*** WORKING DATA ***

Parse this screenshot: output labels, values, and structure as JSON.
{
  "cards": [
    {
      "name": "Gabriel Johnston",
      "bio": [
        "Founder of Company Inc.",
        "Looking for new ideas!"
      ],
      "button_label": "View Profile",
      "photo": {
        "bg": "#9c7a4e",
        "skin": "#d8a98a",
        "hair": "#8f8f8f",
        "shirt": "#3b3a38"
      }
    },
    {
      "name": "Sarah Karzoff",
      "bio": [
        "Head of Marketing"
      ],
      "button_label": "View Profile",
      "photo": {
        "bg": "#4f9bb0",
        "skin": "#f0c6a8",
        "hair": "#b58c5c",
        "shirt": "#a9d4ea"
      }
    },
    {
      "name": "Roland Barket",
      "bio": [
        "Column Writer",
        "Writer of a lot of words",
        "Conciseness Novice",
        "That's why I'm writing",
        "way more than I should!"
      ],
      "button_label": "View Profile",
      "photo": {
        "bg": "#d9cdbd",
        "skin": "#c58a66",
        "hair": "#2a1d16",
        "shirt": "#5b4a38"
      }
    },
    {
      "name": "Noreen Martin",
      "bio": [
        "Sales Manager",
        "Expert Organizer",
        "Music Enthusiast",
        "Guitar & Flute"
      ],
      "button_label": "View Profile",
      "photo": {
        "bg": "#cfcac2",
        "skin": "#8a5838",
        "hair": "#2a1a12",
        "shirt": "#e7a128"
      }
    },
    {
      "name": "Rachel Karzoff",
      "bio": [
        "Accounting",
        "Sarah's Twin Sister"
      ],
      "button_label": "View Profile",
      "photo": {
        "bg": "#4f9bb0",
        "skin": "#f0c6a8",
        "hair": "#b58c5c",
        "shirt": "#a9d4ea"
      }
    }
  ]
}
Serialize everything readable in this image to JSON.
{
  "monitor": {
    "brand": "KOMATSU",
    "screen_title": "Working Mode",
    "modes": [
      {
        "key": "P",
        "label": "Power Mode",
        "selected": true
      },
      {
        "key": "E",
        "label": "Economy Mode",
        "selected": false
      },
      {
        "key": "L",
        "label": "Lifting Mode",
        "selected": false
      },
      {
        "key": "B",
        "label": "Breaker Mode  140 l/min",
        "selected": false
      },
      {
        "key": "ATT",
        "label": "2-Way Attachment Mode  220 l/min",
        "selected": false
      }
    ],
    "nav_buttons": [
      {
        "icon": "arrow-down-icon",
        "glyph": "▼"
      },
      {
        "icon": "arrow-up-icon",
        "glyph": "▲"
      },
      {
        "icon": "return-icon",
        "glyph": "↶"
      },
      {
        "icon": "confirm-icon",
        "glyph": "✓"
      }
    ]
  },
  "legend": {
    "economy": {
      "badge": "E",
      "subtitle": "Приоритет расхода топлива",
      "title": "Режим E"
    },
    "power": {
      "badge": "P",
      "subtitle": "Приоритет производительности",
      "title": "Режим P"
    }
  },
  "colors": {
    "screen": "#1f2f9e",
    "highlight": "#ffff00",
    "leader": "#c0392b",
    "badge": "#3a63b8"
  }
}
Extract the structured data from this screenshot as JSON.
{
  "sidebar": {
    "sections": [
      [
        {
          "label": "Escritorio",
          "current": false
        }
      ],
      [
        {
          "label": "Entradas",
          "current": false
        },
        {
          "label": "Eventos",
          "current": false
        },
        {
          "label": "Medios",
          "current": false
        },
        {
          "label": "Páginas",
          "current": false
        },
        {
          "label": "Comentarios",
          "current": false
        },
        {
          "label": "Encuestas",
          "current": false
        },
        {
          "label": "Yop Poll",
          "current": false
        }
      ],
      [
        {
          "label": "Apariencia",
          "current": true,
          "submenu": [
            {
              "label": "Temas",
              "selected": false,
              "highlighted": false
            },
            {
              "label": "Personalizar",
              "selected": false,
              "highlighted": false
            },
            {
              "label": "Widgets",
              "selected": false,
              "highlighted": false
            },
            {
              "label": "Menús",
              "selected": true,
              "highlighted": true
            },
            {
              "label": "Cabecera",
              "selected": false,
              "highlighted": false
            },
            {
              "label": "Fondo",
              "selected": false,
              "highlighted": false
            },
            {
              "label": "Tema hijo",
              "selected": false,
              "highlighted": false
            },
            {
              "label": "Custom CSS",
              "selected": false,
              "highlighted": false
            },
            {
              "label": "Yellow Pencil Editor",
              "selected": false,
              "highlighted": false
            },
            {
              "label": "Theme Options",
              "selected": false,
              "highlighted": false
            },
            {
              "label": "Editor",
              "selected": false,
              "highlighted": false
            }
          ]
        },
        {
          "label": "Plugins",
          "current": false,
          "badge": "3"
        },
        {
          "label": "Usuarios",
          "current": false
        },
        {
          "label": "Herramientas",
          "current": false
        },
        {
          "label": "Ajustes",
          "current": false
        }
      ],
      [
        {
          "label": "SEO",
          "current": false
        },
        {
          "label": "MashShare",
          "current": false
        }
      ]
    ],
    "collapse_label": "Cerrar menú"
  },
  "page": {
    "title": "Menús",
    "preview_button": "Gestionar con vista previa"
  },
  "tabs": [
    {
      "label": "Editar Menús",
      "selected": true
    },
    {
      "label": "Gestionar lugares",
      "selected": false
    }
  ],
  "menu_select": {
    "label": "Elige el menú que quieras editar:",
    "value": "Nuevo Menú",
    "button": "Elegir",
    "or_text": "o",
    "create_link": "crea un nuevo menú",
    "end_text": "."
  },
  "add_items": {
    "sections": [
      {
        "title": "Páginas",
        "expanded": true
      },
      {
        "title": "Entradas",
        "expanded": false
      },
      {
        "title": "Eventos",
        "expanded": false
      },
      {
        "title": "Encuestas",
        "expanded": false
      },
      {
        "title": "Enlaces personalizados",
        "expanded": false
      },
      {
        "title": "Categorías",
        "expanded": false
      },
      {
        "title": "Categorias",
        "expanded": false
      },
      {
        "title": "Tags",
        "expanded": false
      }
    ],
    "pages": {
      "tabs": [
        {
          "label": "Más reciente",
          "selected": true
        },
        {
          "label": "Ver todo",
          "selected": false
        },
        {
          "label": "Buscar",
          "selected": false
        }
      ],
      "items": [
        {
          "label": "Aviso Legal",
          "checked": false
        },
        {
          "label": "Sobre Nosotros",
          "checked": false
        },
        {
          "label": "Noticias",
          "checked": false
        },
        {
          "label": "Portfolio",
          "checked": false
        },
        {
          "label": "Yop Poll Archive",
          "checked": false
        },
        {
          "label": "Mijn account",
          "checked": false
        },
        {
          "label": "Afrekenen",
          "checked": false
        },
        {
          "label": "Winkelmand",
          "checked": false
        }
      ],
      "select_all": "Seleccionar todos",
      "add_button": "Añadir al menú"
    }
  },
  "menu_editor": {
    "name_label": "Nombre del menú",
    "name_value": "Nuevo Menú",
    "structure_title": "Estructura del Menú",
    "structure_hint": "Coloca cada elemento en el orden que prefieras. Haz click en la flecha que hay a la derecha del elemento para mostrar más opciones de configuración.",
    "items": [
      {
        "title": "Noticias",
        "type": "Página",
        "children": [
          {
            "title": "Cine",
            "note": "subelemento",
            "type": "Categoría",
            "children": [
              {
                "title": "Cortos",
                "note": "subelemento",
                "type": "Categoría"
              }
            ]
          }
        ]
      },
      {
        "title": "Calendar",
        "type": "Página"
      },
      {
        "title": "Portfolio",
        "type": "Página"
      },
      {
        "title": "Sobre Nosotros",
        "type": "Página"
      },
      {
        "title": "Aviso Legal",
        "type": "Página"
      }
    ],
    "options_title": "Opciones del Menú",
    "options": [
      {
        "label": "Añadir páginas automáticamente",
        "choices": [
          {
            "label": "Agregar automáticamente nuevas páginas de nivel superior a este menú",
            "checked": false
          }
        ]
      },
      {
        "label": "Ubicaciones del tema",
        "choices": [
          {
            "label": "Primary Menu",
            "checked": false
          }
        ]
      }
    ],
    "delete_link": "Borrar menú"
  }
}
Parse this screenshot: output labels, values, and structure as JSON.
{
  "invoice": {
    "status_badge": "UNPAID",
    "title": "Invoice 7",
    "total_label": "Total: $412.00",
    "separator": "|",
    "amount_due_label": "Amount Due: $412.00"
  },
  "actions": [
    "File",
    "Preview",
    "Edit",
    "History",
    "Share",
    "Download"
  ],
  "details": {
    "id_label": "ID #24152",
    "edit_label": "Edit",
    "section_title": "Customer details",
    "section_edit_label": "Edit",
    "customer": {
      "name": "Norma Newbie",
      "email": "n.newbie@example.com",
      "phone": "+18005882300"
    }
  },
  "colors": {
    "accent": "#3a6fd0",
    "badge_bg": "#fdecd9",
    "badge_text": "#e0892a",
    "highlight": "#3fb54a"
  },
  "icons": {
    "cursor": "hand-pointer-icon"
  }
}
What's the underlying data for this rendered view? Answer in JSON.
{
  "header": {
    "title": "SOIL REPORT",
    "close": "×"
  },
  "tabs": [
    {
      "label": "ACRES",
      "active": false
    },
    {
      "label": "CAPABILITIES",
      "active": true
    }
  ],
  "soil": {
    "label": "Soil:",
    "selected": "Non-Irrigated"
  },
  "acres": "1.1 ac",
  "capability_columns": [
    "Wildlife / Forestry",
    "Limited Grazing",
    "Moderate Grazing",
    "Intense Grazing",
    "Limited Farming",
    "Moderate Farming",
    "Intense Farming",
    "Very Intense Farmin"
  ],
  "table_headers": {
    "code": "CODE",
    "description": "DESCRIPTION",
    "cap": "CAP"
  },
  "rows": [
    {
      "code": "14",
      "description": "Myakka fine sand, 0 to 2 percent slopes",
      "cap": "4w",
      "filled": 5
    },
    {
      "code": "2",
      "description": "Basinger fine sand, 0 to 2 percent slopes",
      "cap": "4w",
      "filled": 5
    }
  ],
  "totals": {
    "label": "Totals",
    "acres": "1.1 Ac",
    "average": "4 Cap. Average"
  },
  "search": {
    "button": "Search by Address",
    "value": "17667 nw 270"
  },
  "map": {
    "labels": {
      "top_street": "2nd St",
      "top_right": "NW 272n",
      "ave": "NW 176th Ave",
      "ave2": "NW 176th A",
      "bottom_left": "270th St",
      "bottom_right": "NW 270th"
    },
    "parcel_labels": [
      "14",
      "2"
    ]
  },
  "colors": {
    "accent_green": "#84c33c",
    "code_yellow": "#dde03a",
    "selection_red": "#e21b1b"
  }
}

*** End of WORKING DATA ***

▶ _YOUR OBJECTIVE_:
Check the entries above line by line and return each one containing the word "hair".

▶ _TASK OUTPUT_:
        "hair": "#8f8f8f",
        "hair": "#b58c5c",
        "hair": "#2a1d16",
        "hair": "#2a1a12",
        "hair": "#b58c5c",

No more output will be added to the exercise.